All of this underscores the importance of clarifying government policy in relation to EU research programmes, such as Horizon 2020. If it is thought desirable for Britain to continue in these programmes it would be useful to state this as a policy objective right now, to provide some re-assurance to European partners. There is no conceivable benefit for Britain not to be included.

This should be a government priority right now, not least because it also supports the case for the UK as a location for high value, knowledge-intensive foreign direct investment; a case that the Brexit decision has somewhat undermined as one of the potentially significant unintended consequences. It is time to act.

Coming to terms with ‘Brexit’

June 28, 2016

Maybe most people didn’t see that one coming, but I had harboured a suspicion for several weeks that the UK electorate as a whole would vote to leave the European Union; and in that belief had urged people supporting that position to be clearer about what it would mean in practice, and what the consequences would be.

And now, several days have passed since the vote and nobody knows anything at all.
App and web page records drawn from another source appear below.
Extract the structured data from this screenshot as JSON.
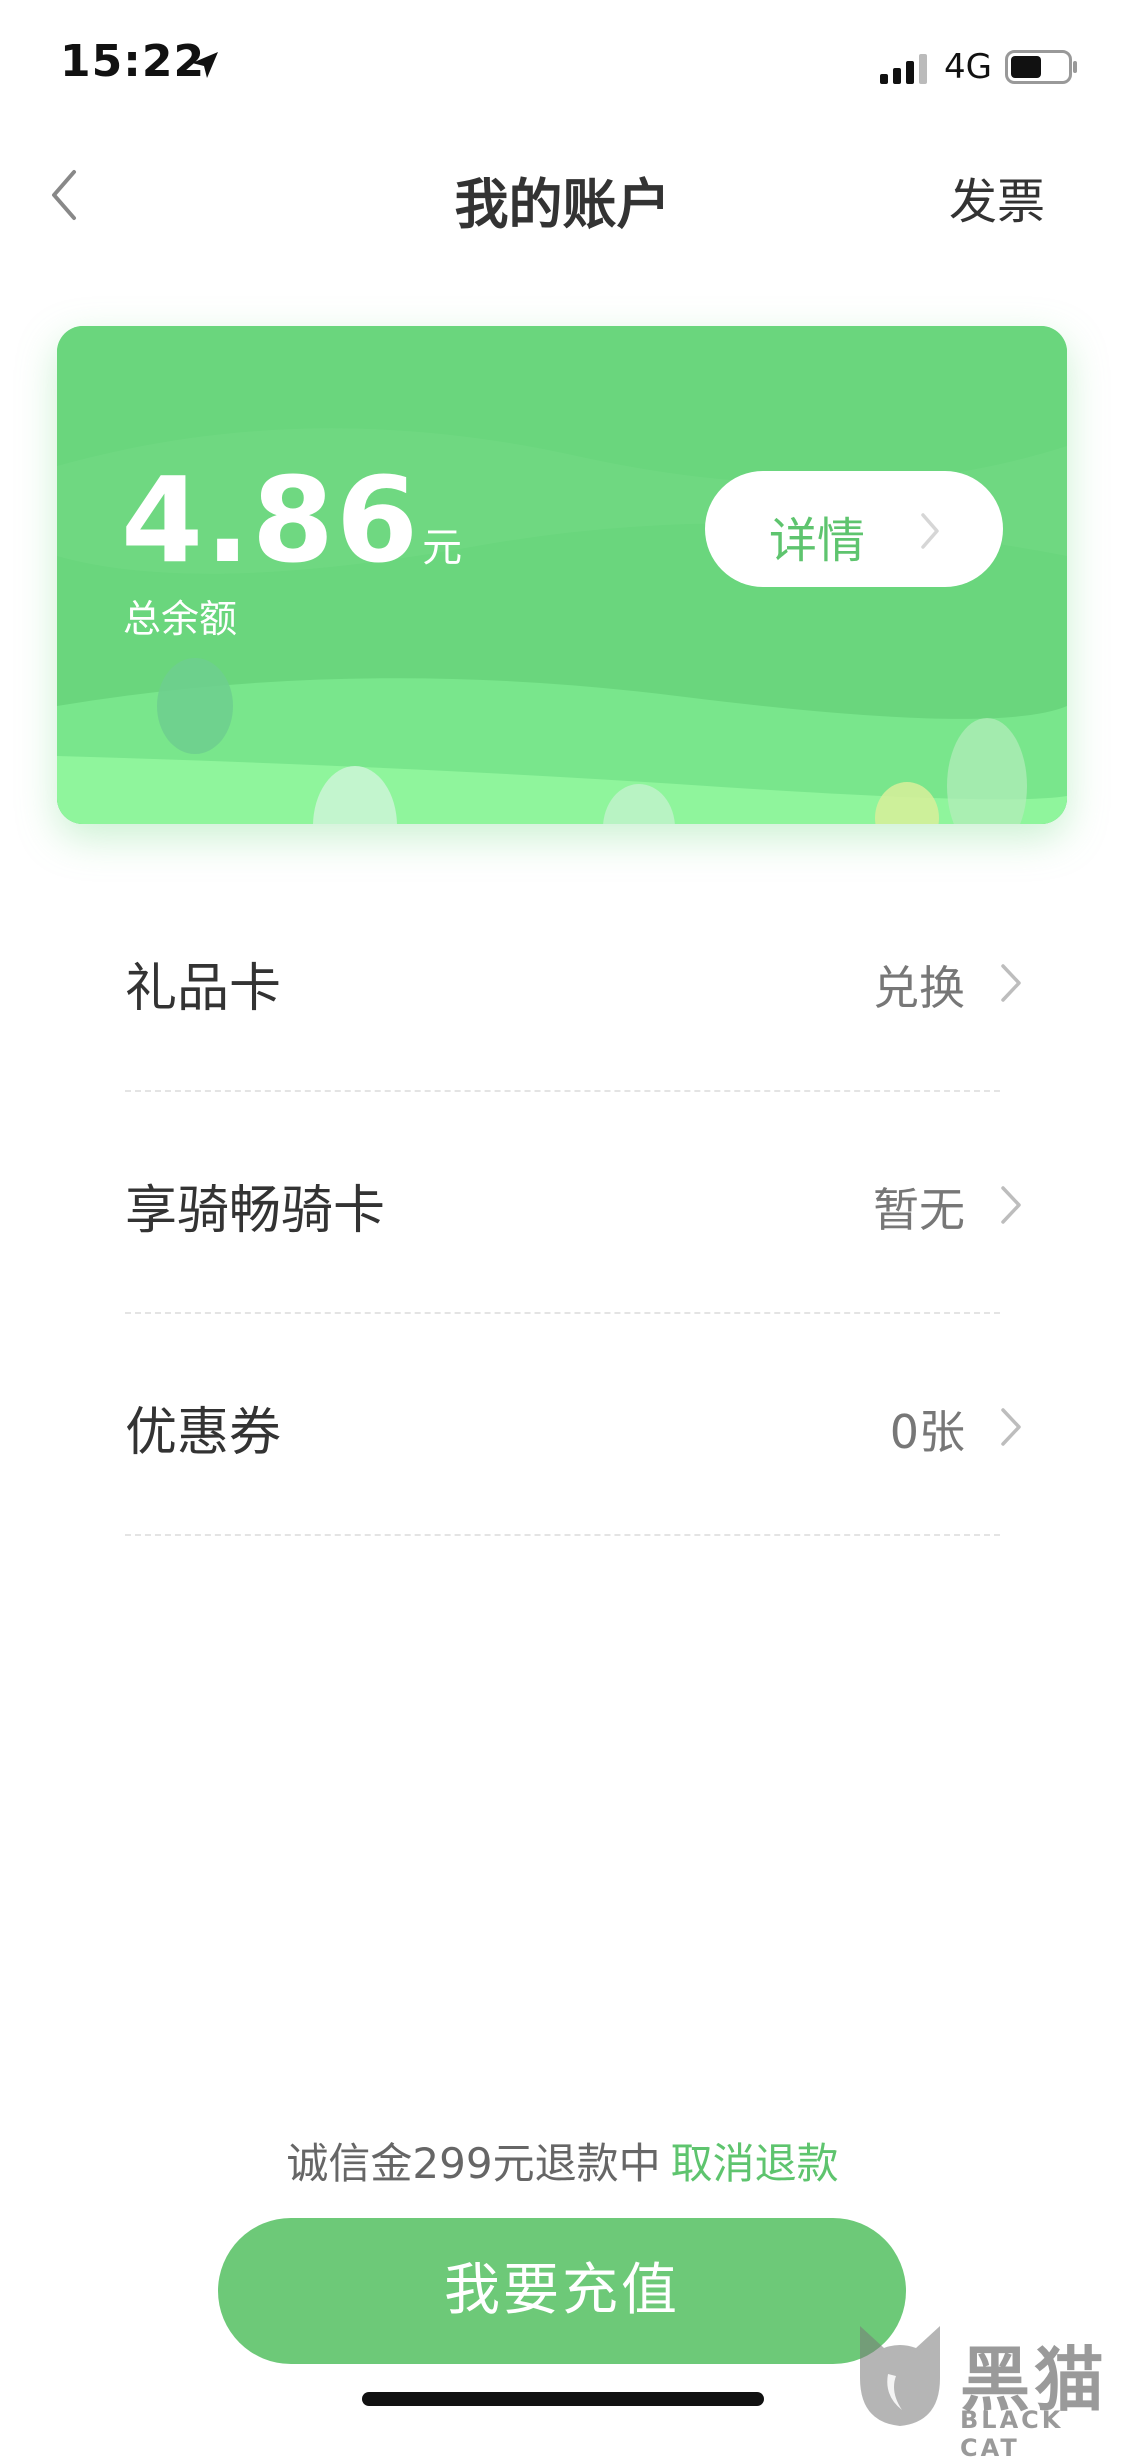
{
  "status_bar": {
    "time": "15:22",
    "location_icon": "location-arrow-icon",
    "signal_icon": "cellular-signal-icon",
    "network": "4G",
    "battery_icon": "battery-icon"
  },
  "nav": {
    "back_icon": "chevron-left-icon",
    "title": "我的账户",
    "action": "发票"
  },
  "balance_card": {
    "amount": "4.86",
    "unit": "元",
    "label": "总余额",
    "detail_button": "详情",
    "detail_icon": "chevron-right-icon"
  },
  "list": {
    "items": [
      {
        "title": "礼品卡",
        "value": "兑换"
      },
      {
        "title": "享骑畅骑卡",
        "value": "暂无"
      },
      {
        "title": "优惠券",
        "value": "0张"
      }
    ]
  },
  "footer": {
    "deposit_text": "诚信金299元退款中",
    "cancel_refund_link": "取消退款",
    "recharge_button": "我要充值"
  },
  "watermark": {
    "text_cn": "黑猫",
    "text_en": "BLACK CAT",
    "icon": "black-cat-logo-icon"
  },
  "colors": {
    "accent_green": "#5ec46e",
    "card_green": "#6ad67d",
    "button_green": "#6dc978"
  }
}
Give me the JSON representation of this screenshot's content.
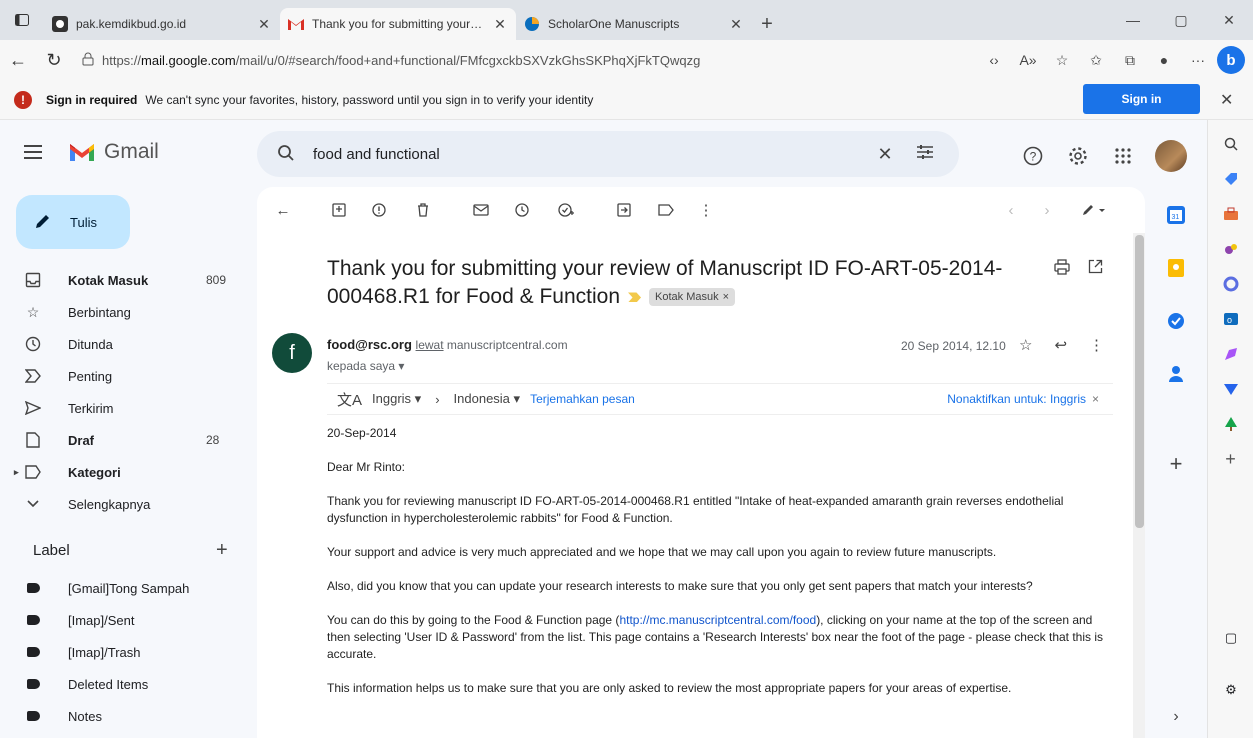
{
  "browser": {
    "tabs": [
      {
        "title": "pak.kemdikbud.go.id",
        "active": false
      },
      {
        "title": "Thank you for submitting your review of Manuscript",
        "active": true
      },
      {
        "title": "ScholarOne Manuscripts",
        "active": false
      }
    ],
    "url_prefix": "https://",
    "url_host": "mail.google.com",
    "url_path": "/mail/u/0/#search/food+and+functional/FMfcgxckbSXVzkGhsSKPhqXjFkTQwqzg"
  },
  "infobar": {
    "title": "Sign in required",
    "message": "We can't sync your favorites, history, password until you sign in to verify your identity",
    "button": "Sign in"
  },
  "gmail": {
    "logo_text": "Gmail",
    "search_value": "food and functional",
    "compose_label": "Tulis",
    "nav": [
      {
        "label": "Kotak Masuk",
        "count": "809",
        "bold": true
      },
      {
        "label": "Berbintang",
        "count": "",
        "bold": false
      },
      {
        "label": "Ditunda",
        "count": "",
        "bold": false
      },
      {
        "label": "Penting",
        "count": "",
        "bold": false
      },
      {
        "label": "Terkirim",
        "count": "",
        "bold": false
      },
      {
        "label": "Draf",
        "count": "28",
        "bold": true
      },
      {
        "label": "Kategori",
        "count": "",
        "bold": true
      },
      {
        "label": "Selengkapnya",
        "count": "",
        "bold": false
      }
    ],
    "label_heading": "Label",
    "labels": [
      "[Gmail]Tong Sampah",
      "[Imap]/Sent",
      "[Imap]/Trash",
      "Deleted Items",
      "Notes"
    ]
  },
  "message": {
    "subject_line1": "Thank you for submitting your review of Manuscript ID FO-ART-05-2014-",
    "subject_line2": "000468.R1 for Food & Function",
    "chip": "Kotak Masuk",
    "sender_avatar_letter": "f",
    "sender_email": "food@rsc.org",
    "via_label": "lewat",
    "via_domain": "manuscriptcentral.com",
    "to": "kepada saya",
    "date": "20 Sep 2014, 12.10",
    "translate": {
      "from": "Inggris",
      "to": "Indonesia",
      "action": "Terjemahkan pesan",
      "off": "Nonaktifkan untuk: Inggris"
    },
    "body": {
      "date_line": "20-Sep-2014",
      "greeting": "Dear Mr Rinto:",
      "p1": "Thank you for reviewing manuscript ID FO-ART-05-2014-000468.R1 entitled \"Intake of heat-expanded amaranth grain reverses endothelial dysfunction in hypercholesterolemic rabbits\" for Food & Function.",
      "p2": "Your support and advice is very much appreciated and we hope that we may call upon you again to review future manuscripts.",
      "p3": "Also, did you know that you can update your research interests to make sure that you only get sent papers that match your interests?",
      "p4_a": "You can do this by going to the Food & Function page (",
      "p4_link": "http://mc.manuscriptcentral.com/food",
      "p4_b": "), clicking on your name at the top of the screen and then selecting 'User ID & Password' from the list. This page contains a 'Research Interests' box near the foot of the page - please check that this is accurate.",
      "p5": "This information helps us to make sure that you are only asked to review the most appropriate papers for your areas of expertise."
    }
  },
  "colors": {
    "compose_bg": "#c2e7ff",
    "search_bg": "#e9eef6",
    "signin_bg": "#1a73e8",
    "sender_avatar_bg": "#114b3a",
    "important_marker": "#f2c94c"
  }
}
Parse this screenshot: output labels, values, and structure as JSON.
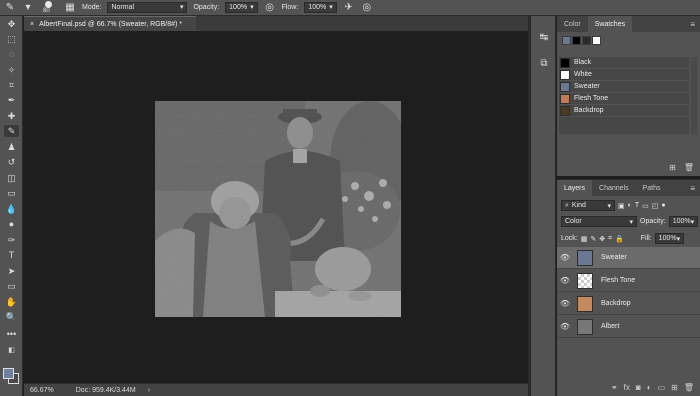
{
  "options_bar": {
    "brush_size": "80",
    "mode_label": "Mode:",
    "mode_value": "Normal",
    "opacity_label": "Opacity:",
    "opacity_value": "100%",
    "flow_label": "Flow:",
    "flow_value": "100%"
  },
  "document": {
    "tab_title": "AlbertFinal.psd @ 66.7% (Sweater, RGB/8#) *",
    "close_glyph": "×"
  },
  "status_bar": {
    "zoom": "66.67%",
    "doc_info": "Doc: 959.4K/3.44M",
    "arrow": "›"
  },
  "swatches_panel": {
    "tabs": [
      "Color",
      "Swatches"
    ],
    "active_tab": "Swatches",
    "chips": [
      "#6b7893",
      "#000000",
      "#2b2b2b",
      "#ffffff"
    ],
    "items": [
      {
        "label": "Black",
        "color": "#000000"
      },
      {
        "label": "White",
        "color": "#ffffff"
      },
      {
        "label": "Sweater",
        "color": "#6b7893"
      },
      {
        "label": "Flesh Tone",
        "color": "#c47a52"
      },
      {
        "label": "Backdrop",
        "color": "#4a3a22"
      }
    ]
  },
  "layers_panel": {
    "tabs": [
      "Layers",
      "Channels",
      "Paths"
    ],
    "active_tab": "Layers",
    "kind_label": "Kind",
    "blend_mode": "Color",
    "opacity_label": "Opacity:",
    "opacity_value": "100%",
    "lock_label": "Lock:",
    "fill_label": "Fill:",
    "fill_value": "100%",
    "layers": [
      {
        "name": "Sweater",
        "selected": true
      },
      {
        "name": "Flesh Tone",
        "selected": false
      },
      {
        "name": "Backdrop",
        "selected": false
      },
      {
        "name": "Albert",
        "selected": false
      }
    ]
  }
}
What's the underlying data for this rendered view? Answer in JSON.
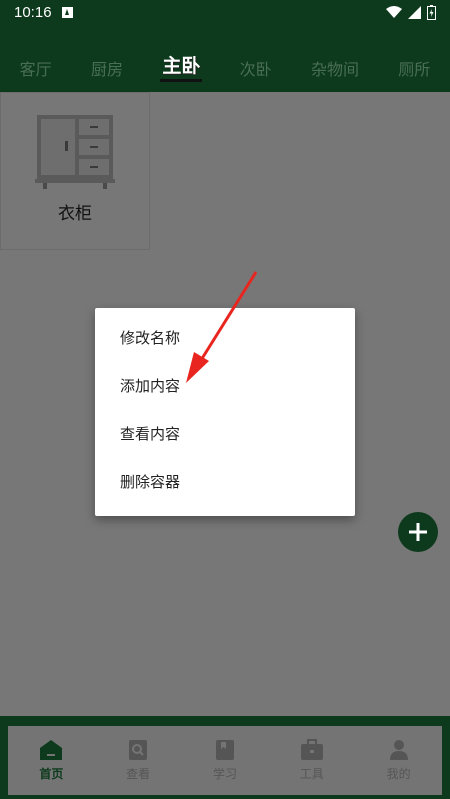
{
  "status_bar": {
    "time": "10:16"
  },
  "tabs": [
    {
      "label": "客厅"
    },
    {
      "label": "厨房"
    },
    {
      "label": "主卧",
      "active": true
    },
    {
      "label": "次卧"
    },
    {
      "label": "杂物间"
    },
    {
      "label": "厕所"
    }
  ],
  "container_card": {
    "label": "衣柜",
    "icon": "cabinet-icon"
  },
  "context_menu": {
    "items": [
      {
        "label": "修改名称"
      },
      {
        "label": "添加内容"
      },
      {
        "label": "查看内容"
      },
      {
        "label": "删除容器"
      }
    ]
  },
  "fab": {
    "icon": "plus-icon"
  },
  "bottom_nav": {
    "items": [
      {
        "label": "首页",
        "icon": "home-icon",
        "active": true
      },
      {
        "label": "查看",
        "icon": "search-doc-icon"
      },
      {
        "label": "学习",
        "icon": "book-icon"
      },
      {
        "label": "工具",
        "icon": "briefcase-icon"
      },
      {
        "label": "我的",
        "icon": "person-icon"
      }
    ]
  },
  "colors": {
    "primary": "#0d3a1d",
    "annotation_arrow": "#e8261f"
  }
}
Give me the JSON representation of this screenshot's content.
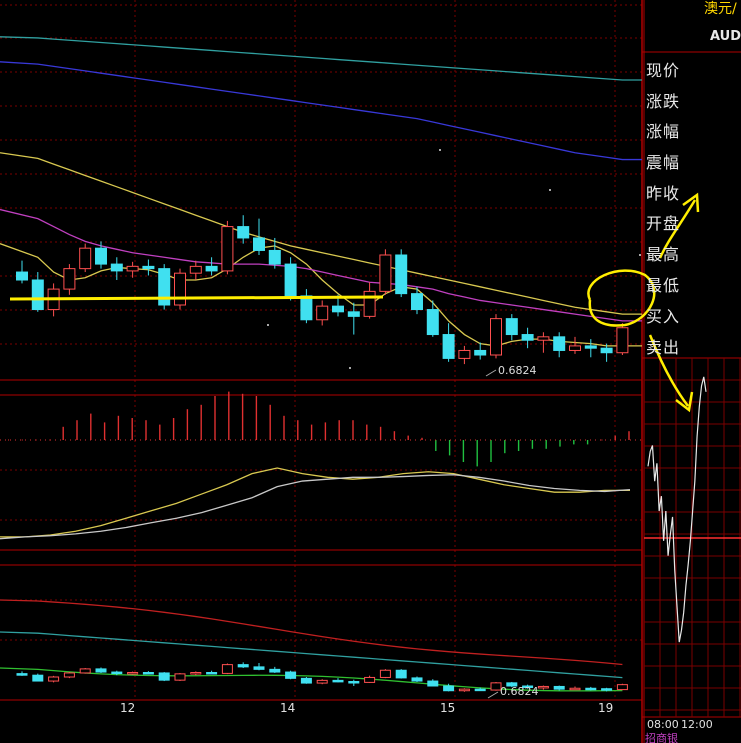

We don’t know, even in outline, what kind of relationship with the EU those who campaigned for Brexit actually want, or what the UK’s negotiating position will be. We don’t know whether the UK can or will be in the EU’s single market. We don’t know what the actions of investors will be, or indeed of domestic consumers. We don’t know what will happen to the UK’s currency, the Pound.

I imagine that many of those who voted to leave will have done so in the expectation that immigration (from the EU and indeed everywhere else) will fall dramatically; and yet we must suspect it almost certainly will not, whatever new regulatory framework emerges.

And of course we don’t know what will happen to Scotland – will it now leave the UK, or will there be some accommodation that allows Scotland (and maybe London?) to keep special ties to the European Union within a United Kingdom that has left?

In the university sector, a large number of questions now arise, some of them of fundamental importance. Will they still be able to recruit faculty and students internationally, in the EU and beyond, as before? Will they still have access to the same research funding? What about Erasmus and other student exchanges? How will our friends and partners across the world now view us?

I began my academic career in 1980. Over the years since then I cannot recall any period of such uncertainty as the one we face now; made more difficult by the fact that almost none of our questions will be conclusively answered any time soon. We will be living in very interesting times.